Your instructions:
For this exercise, retype each line of the material below verbatim and omit any picture.

• • • •

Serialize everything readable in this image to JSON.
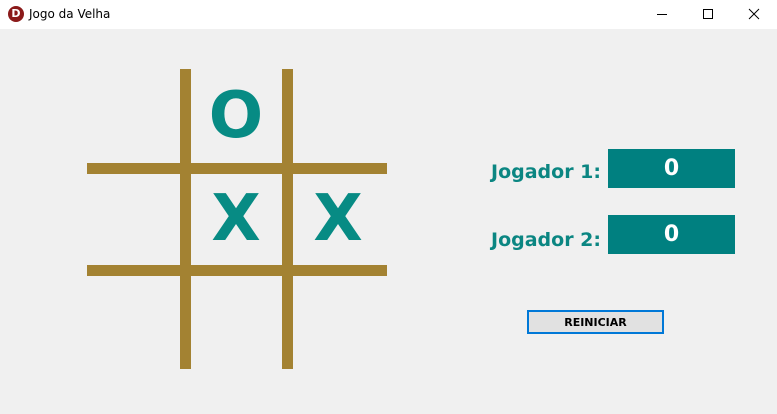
{
  "window": {
    "title": "Jogo da Velha",
    "icon_letter": "D",
    "icon_name": "app-icon",
    "controls": [
      "minimize-icon",
      "maximize-icon",
      "close-icon"
    ]
  },
  "board": {
    "cells": [
      "",
      "O",
      "",
      "",
      "X",
      "X",
      "",
      "",
      ""
    ],
    "line_color": "#a38232",
    "mark_color": "#078b84"
  },
  "scoreboard": {
    "player1_label": "Jogador 1:",
    "player1_score": "0",
    "player2_label": "Jogador 2:",
    "player2_score": "0",
    "label_color": "#0b8682",
    "box_color": "#008080"
  },
  "controls": {
    "reset_label": "REINICIAR"
  }
}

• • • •

Answer for the task:
Serialize everything readable in this image to JSON.
{
  "window": {
    "title": "Jogo da Velha",
    "icon_letter": "D",
    "icon_name": "app-icon",
    "controls": [
      "minimize-icon",
      "maximize-icon",
      "close-icon"
    ]
  },
  "board": {
    "cells": [
      "",
      "O",
      "",
      "",
      "X",
      "X",
      "",
      "",
      ""
    ],
    "line_color": "#a38232",
    "mark_color": "#078b84"
  },
  "scoreboard": {
    "player1_label": "Jogador 1:",
    "player1_score": "0",
    "player2_label": "Jogador 2:",
    "player2_score": "0",
    "label_color": "#0b8682",
    "box_color": "#008080"
  },
  "controls": {
    "reset_label": "REINICIAR"
  }
}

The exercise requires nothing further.